Republican Luis “Lou” Solis and Democrat Keybo Taylor both want to be sheriff. The Sheriff’s Office runs the county jail, does courthouse security, serves warrants and other functions.
Solis, chief deputy of operations at the Sheriff’s Office, talked about continuing many things that are already going on.
“I’ve built some programs while I’ve been here, for the three years that I’ve been here, and I’ll always continue to find new ways so that I can help the inmates that are here,” Solis said.

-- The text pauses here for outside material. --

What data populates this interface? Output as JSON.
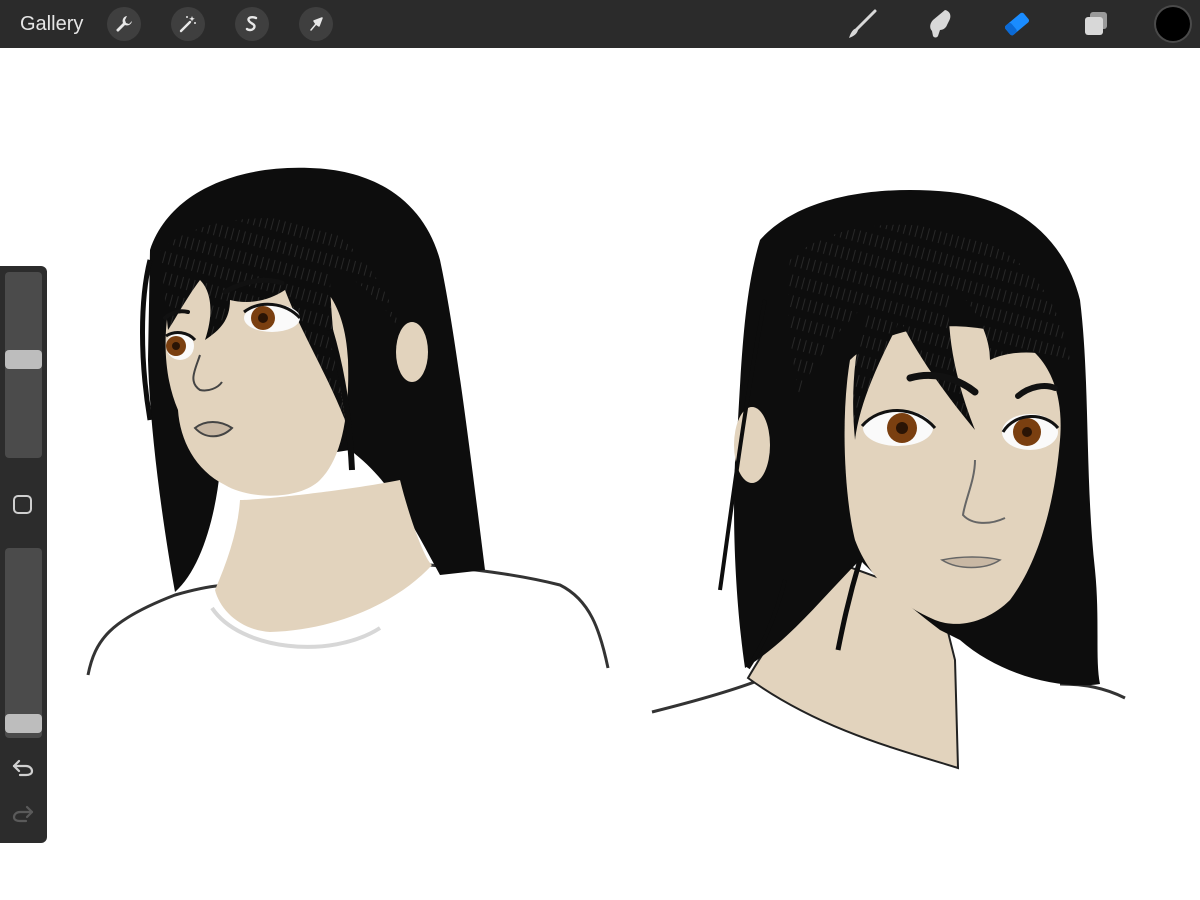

To build trust with communities, he said he’d be out among the people, talking, visiting and listening. Solis said deputies do that already, and they would continue, and continue to speak the main languages in use in Gwinnett. He also said he’d ask for external review of the office’s diversity and of its de-escalation methods.
The two candidates split over the 287(g) program, an agreement between the Gwinnett Sheriff’s Office and the federal government. Under it, if someone brought into the jail is wanted by U.S. Immigration and Customs Enforcement, jail officers can detain that person on behalf of ICE.
Solis said he’s for the 287(g) program because it’s a public safety tool.
Taylor, however, compared it to racially profiling black drivers for traffic stops, and he promised to end cooperation ICE on day one in office.
Taylor promised a command staff that’s reflective of Gwinnett’s diversity in race and gender. He also said his department would have a “strong reporting system” for use of force reports.
Tayor, who spent decades serving in the Gwinnett Police Department, also promised to remove officers who shouldn’t be officers.
“We need to get them out, and not from one department to another.” Taylor said. “Revoke their certification so that they’re no longer policing in here in the state of Georgia.”
Republican Danny Porter was first elected top prosecutor in Gwinnett in 1992. Democrat Patsy Austin-Gaston says it’s time for her to hold the office.
Asked what’s the single biggest issue with the criminal justice system in Gwinnett, Austin-Gatson looked at the question broadly.
“I feel that the biggest issue that we have to face as a society is the disparate impact of the criminal justice system on black and brown people,” Austin-Gatson said.
She promised as district attorney to take a “new look” at how to handle things and not just tinker around the edges.
She pointed to the Brooklyn County, New York DA’s Justice 2020 Action Plan, which involves heavy work within the community — and asking if a particular intervention is best for the defendant, the victim and the community.
“Yes [people who commit crimes] have to be held accountable, but we have to think about proactive and creative ways to handle it at this point,” she said.
Porter said the biggest single issue he sees in the criminal justice system in Gwinnett is the increasing level of violence in juvenile crime. The numbers of crimes aren’t increasing, he said, but the percentage of those crimes that are violent is increasing.
He said that at the state level, the juvenile court system doesn’t do a good job of “rescuing” people, or moving them onto a path that takes them out of the criminal justice system. He also said he’s seeing more young gang members in the county.
Gwinnett generally needs to explore alternatives to incarceration, Porter said.
“We have some very successful programs, we have a day reporting center, we have accountability courts, we have pre-trial diversion programs, all which have a very, very low recidivism rate.” Porter said. “We need both on the state level and on the local level to expand those programs.”
The online forum Thursday evening was hosted by the Gwinnett County Alumnae Chapter of Delta Sigma Theta Sorority, Inc, who have posted the video on Facebook.